The Chicago Futures Exchange already operates a small market for carbon credits. Prices are low, around $1 a ton. Though the market now operates mainly for companies eager to boast a low carbon footprint, boosters eagerly talk about greater interest and future prices as high as $40 a ton.

But be wary. Experts predict that no new treaty will be inked at Copenhagen. Policy makers have little inclination to hike energy costs to reduce greenhouse gas emissions in the midst of an economic crisis. Moreover, the idea is seriously impractical.

Environmental NGOs like Greenpeace and the WWF are campaigning for a $160 billion market in carbon credits, the proceeds of which are to be directed to developing countries to entice or bribe them to reduce their own emissions.

Poor countries already receive about $105 billion in aid every year. Given widespread doubt about the effectiveness of this existing aid, no government, least of all the U.S. Congress, would agree to more than double that amount–especially since China would significantly benefit from such a transaction and, last time we looked, it is loaded to the gills with finance.

As for the aid at hand, a quarter of the $160 billion raised annually from this emissions trading would be earmarked for poor countries with forestry.

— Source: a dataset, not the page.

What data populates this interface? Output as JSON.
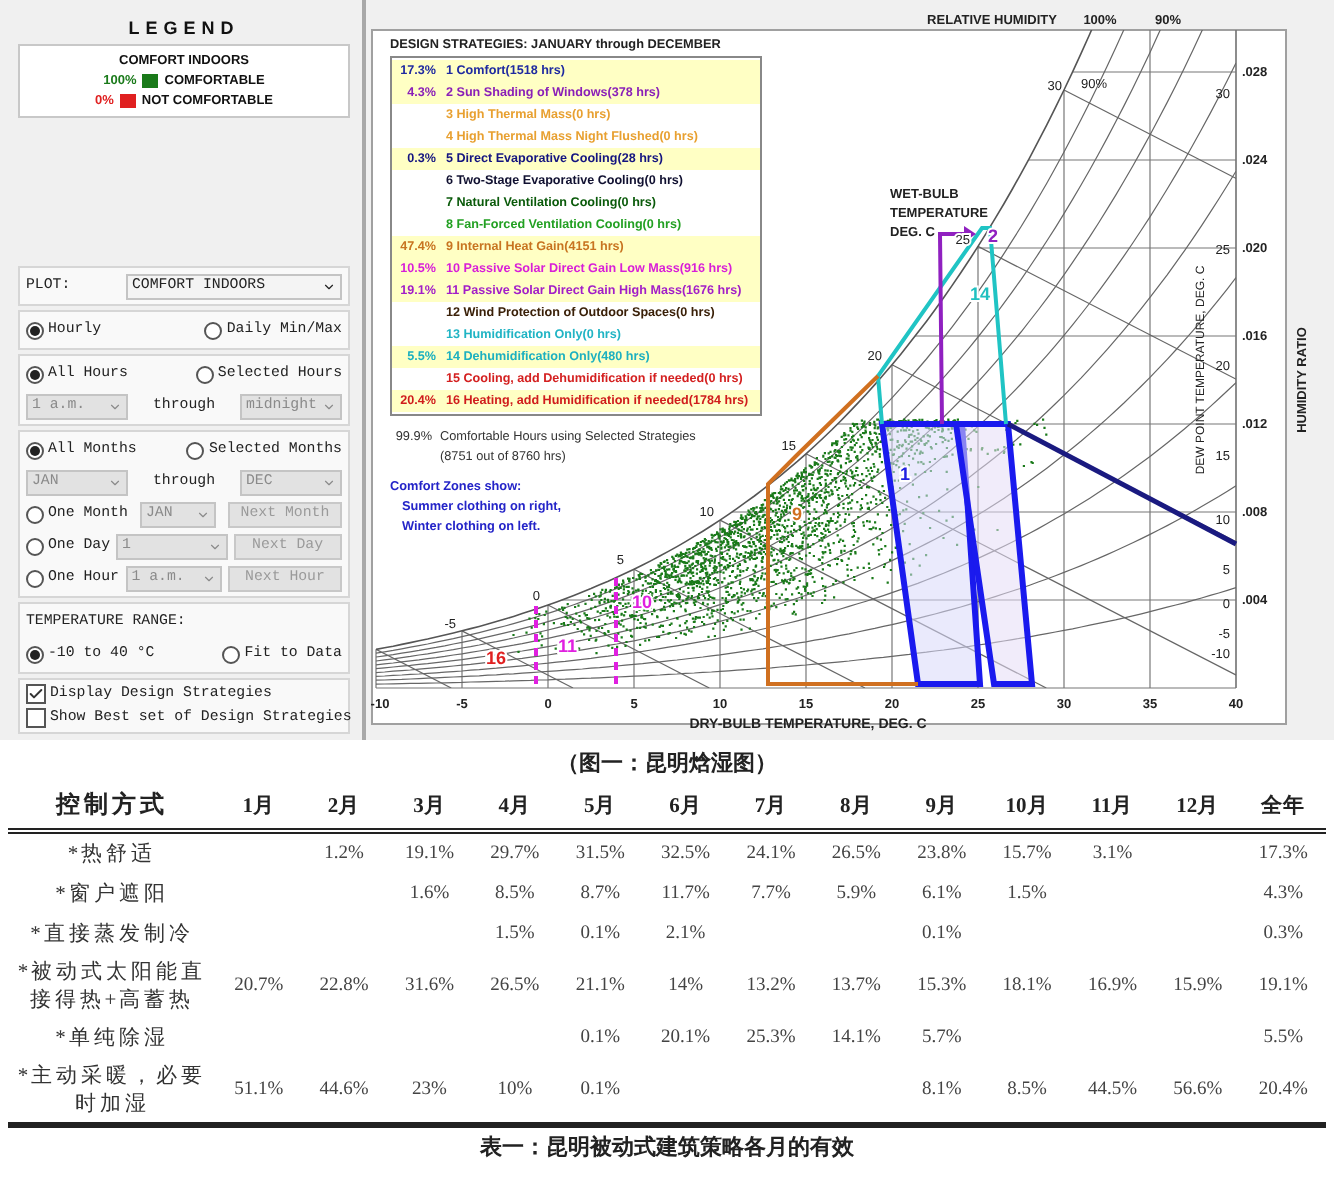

But there’s a catch. Nations would only receive these funds if they agree to use forest lands to farm carbon instead of timber or other crops. The World Bank is telling the developing world that emissions farming would generate better returns. That’s just not true.

According to a new study by World Growth International, the returns from developing forest lands are at least four to eight times greater than farming carbon. And since forestry directly and indirectly contributes up to about 7% of the national economy of forest-rich, tropical, developing countries, these anti-forestry initiatives threaten to significantly impede their chances to create new jobs and wealth.

The World Bank’s stated mission is to reduce poverty. Yet, by encouraging poor nations to select the lowest-yielding option, its anti-forestry campaign directly conflicts with that core principle.

The organization’s environmental economists argue that if governments create a large global market for carbon credits, the carbon stored in the trees would become more valuable and, therefore, entice poor communities to farm the carbon instead of the tree. The World Bank has garnered several hundred million dollars to encourage and equip developing countries to get into this game, despite the improbability of agreement on a global emissions trading market.

The touting of “easy money” has already had unhappy results. Last week, for example, the government of Papua New Guinea (PNG) closed its official office for climate change. That’s because the country’s climate change director had been circulating certificates for rights to allocate carbon, even though there’s no law in the country that creates such rights. There had been reports of multimillion-dollar sales to companies set up in Australia to make these trades. And hustlers had been selling permits (along with large paper bags) for $500 a pop to locals to collect carbon dioxide from the air and deliver it to the climate change office.

These kinds of policies come at the expense of both the planet and the poor. As such, the World Bank, Greenpeace, WWF and other groups presently pushing for a global carbon market should pause and reassess their plan.

If our true intent is to protect global forest biodiversity and enable poor countries to become economically self-sufficient, then we need to encourage a more serious and nuanced approach: allowing sustainably managed forestry.

Some sort of global compact on climate change will be agreed upon sometime in the next decade. But don’t waste any money on global carbon futures–they are unlikely to be a part of it.

Alan Oxley is chairman of World Growth International, a U.S.-based free-market non-governmental organization, and the author of a new report on how forestry can reduce poverty. He formerly served as chairman of the General Agreement on Tariffs and Trade, the predecessor to the World Trade Organization.